Monday, October 10, 2011

Lemongrass and Labradoodles, Lavender and Lemon Verbena

Everything was soft and springlike in the garden on Saturday morning and I was enjoying a quiet moment of contemplation in the vege garden.  The fallen blossom from the cherry tree was carpeting the grass, the sky was blue and the sun was warming my back.  Suddenly Mr Shoestring came striding purposefully up beside me, bent over and attempted to wrench one of my plants out of the earth.  “Hey, what are you doing?  Stop it!”, quoth I in my usual honeyed tones.  “Just pulling out this weed for you!” he proudly declared.  I had to explain that the plant in question wasn’t a weed, but a prized herb.  “Oh, I thought it was a grass!”  Well, it was a grass of a kind, it was lemongrass and I was hoping we could use it in Thai dishes. 

I am reluctantly coming to the conclusion that some people are gardeners and some people just never “get” gardening.  Though Mr Shoestring tries his best to be helpful in the garden, he will always need close scrutiny and strict supervision if similar disasters are to be avoided.  In fact I am beginning to cast my mind back over the years and remember times when prized rare and unusual specimens have mysteriously vanished from sight in the garden and wonder whether  the culprit may have been under my nose all the time.  Mr Shoestring can be useful in the garden, for instance this weekend he did an impressive job of digging out a gnarled old root, huge and very difficult to remove.  But there will always be the nagging doubt as to whether he can be left to his own devices.

Having said that though, it is becoming obvious that I will never “get” rugby so we both have to make allowances.  On Sunday night Mr Shoestring settled down to watch back to back Rugby World Cup matches and had to endure uninformed comments from myself, our daughters and one of their friends, mainly to do with fashion pointers for the players.  (To be truthful, some of them could do with some updates regarding hairstyles though.)  

On Saturday we found a brilliant monthly market in a nearby town where there were hostas and calla lily bulbs to be had at very reasonable prices, also irises.  The hostas should provide the slugs and snail with a tasty treat for the next little while but the irises should be virtually indestructible (fingers crossed).  As for the calla lilies, I seem to be forever planting bulbs on the offchance that they will thrive and prosper.  Usually I come along shortly afterwards and impale them on my trowel, either that or they just vanish, never to be seen again.  But ever the optimist I have popped in six miscellaneous calla lily bulbs and will hope for the best.  It would probably be sensible to mark the spots with those pointy sticks specially designed for the purpose but they seem to be markers of failure rather than success – like mini gravestones they would end up cluttering up the garden, indicators of failed horticultural endeavours.   Sigh.  The Dutch irises have been rather a success though.  This one in particular has lovely antique bronzey shades – but I can’t remember buying that colour, so it remains a mystery to me. 

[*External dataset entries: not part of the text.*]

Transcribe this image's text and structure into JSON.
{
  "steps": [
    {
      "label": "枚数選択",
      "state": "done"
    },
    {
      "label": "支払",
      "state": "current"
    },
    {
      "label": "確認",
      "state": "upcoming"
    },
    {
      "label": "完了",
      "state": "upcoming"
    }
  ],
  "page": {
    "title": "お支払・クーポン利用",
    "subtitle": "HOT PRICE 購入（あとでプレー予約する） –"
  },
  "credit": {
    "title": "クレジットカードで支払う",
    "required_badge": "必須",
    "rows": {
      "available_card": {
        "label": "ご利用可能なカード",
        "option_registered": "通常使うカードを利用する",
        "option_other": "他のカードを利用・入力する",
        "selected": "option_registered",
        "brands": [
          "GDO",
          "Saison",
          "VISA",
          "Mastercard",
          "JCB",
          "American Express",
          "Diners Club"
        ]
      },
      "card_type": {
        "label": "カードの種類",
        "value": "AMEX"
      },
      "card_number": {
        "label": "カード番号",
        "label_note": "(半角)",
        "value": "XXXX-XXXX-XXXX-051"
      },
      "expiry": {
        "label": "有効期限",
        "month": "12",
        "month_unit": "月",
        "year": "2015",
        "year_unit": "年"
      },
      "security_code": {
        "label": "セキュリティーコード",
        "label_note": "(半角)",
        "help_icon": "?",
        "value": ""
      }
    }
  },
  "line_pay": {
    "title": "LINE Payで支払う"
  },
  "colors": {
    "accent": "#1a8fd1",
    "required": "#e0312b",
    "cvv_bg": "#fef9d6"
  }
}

Mr Shoestring’s favourite acquisition this week was this wonderful miniature mouli mill for parsley and mint; he managed to wheedle it out of my dear mama after a hinting campaign.  He is not subtle but his methods are effective.  We are going through a pea and haloumi fritter phase and using quite a bit of mint so this little tool will be very helpful.  I will give you the recipe for the fritters, they are truly delicious!  

Another highlight this weekend was a visit from Westiegirl and her beautiful Labradoodle, Indie.  Indie is just eight months old and had been for her own version of a haircut.  Following this her beautiful coat felt like velvet, soft and irresistible for stroking and patting.  She has been having lessons in walking on the lead, sitting and staying and was very well behaved for such a young thing. 

Exhausted after a trip to the hairdresser - I know the feeling Indie!

Until recently we thought that pets were forbidden in our apartment but we have discovered that they are actually allowed and we are torturing ourselves with the possibilities.  Having thought about dogs (too cruel to keep in an apartment, and think of the damage a puppy would do if left alone at home), cats (what if they leapt off the balcony and fell to their death 10 storeys below?) and rabbits (I can see the headlines now, “Apartment building inferno – rabbit chews wiring and causes carnage”), we have come to a standstill so we are satisfying our craving for a pet by watching nature documentaries.  We have even sunk to the level of, “Oh, look at that adorable toad, isn’t it cute?”  Tragic really.  Somebody suggested a pet rat to me today but I don’t think I am quite ready for that. 

Because the weather was so beautiful I started airing out the quilts after winter time.  Last week I had pruned the lemon verbena so I am drying the leaves I took off it, and will mix it in with some dried lavender flowers to make sachets to put amongst the quilts in the quilt cupboard.